It is even worse than it sounds. With the ministry of agriculture comes control over the World Zionist Organization’s Settlement Division, which funds the expansion of settlements. Uri Ariel, perhaps the most extreme pro-settler member of the Knesset, will have that portfolio.

It gets worse yet. Bennett gave the justice ministry to Ayelet Shaked. Shaked is a notorious racist who once proudly posted an article by a speechwriter named Uri Elitzur that named the entire Palestinian nation as enemies. Elitzur further agued that Palestinian mothers “must go” if their sons commit acts of violence because they raised a “snake” and would raise more “snakes.” In the context of calling every single Palestinian “the enemy,” this is clearly hate speech. Shaked tried to deny the contents of the post, saying it was mistranslated. Hebrew readers can judge for themselves here, where the post is archived. Although it is not quite a call for genocide, as some have suggested, it is clearly incitement and hate speech. This is the new minister of justice in Israel.
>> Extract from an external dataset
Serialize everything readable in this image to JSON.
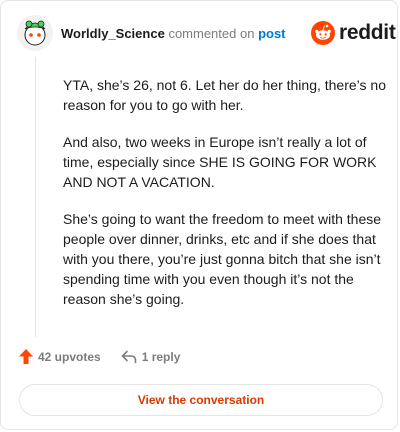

Lest there be any doubt about how much Shaked agrees with Elitzur, she said the following just before the full-scale war on Gaza last summer: “This is not a war against terror, and not a war against extremists, and not even a war against the Palestinian Authority. The reality is that this is a war between two people. Who is the enemy? The Palestinian people. Why? Ask them, they started it.”

Shaked is certain to work hard to undermine Israel’s fragile legal system. She will also be heading the powerful Ministerial Committee for Legislation and the Judicial Appointments Committee, giving her even more leverage to eliminate a legal system that she sees as a bastion of the left. Moreover, she is very likely to be minister of justice when the next attorney general is appointed.

Uri Ariel can be equally certain to press hard for as much settlement expansion—all over the West Bank and, especially, in East Jerusalem—as the available shekels and the defense minister, who will still be Moshe Ya’alon, will allow. I would rather not even think about what Bennett, the new minister of education, is going to do to the minds of Israeli students. Academia is also thought of as a bastion of the left in Israel, and the climate for free thought in Israeli institutions is certainly threatened now.

A Question of Longevity

The real question about all of this is how long it will last. An ultra-right government like this one is not going to get along well with the Obama administration or most of Europe, although the Republican-led Congress is likely to fall in love with it. Some may hope that this will be a case of things getting so bad that political pressure for improvement must come. Sadly, such is not the history of Israel or of this conflict.

Netanyahu will be spending the next few months trying to woo Isaac Herzog into the government, and this is what the whole game comes down to. If Herzog joins and creates a national unity government of 85 seats, this government will survive. The Labor Party, which makes up most of the Zionist Union, is unlikely to provide much of a counter to the right-wing majority. Much more likely is that, as has happened in the past, many of Labor’s Knesset members and other leaders will bolt the party rather than serve as a fig leaf for such a far-right government.

If Herzog does not join the government, this fourth Netanyahu government will not outlast Barack Obama’s presidency, and might not even come close. The right wing does not play well together, and it will take nothing more than a few well-timed votes of no-confidence to take down this government even if none of the parties bolts. Even that scenario, however, offers little hope. The last elections were hailed as a comeback for Labor, but the center and left still cannot form a coalition without the Joint List (a coalition of mostly Arab parties), and that remains anathema in Israeli politics. In fact, little changed in the left-right balance in the last elections, and that is showing no signs of turning around.

It has never been clearer that positive change in Israel is going to require some sort of meaningful action by the United States and/or Europe. If that does not come, and it does not seem to be on the horizon, disaster looms.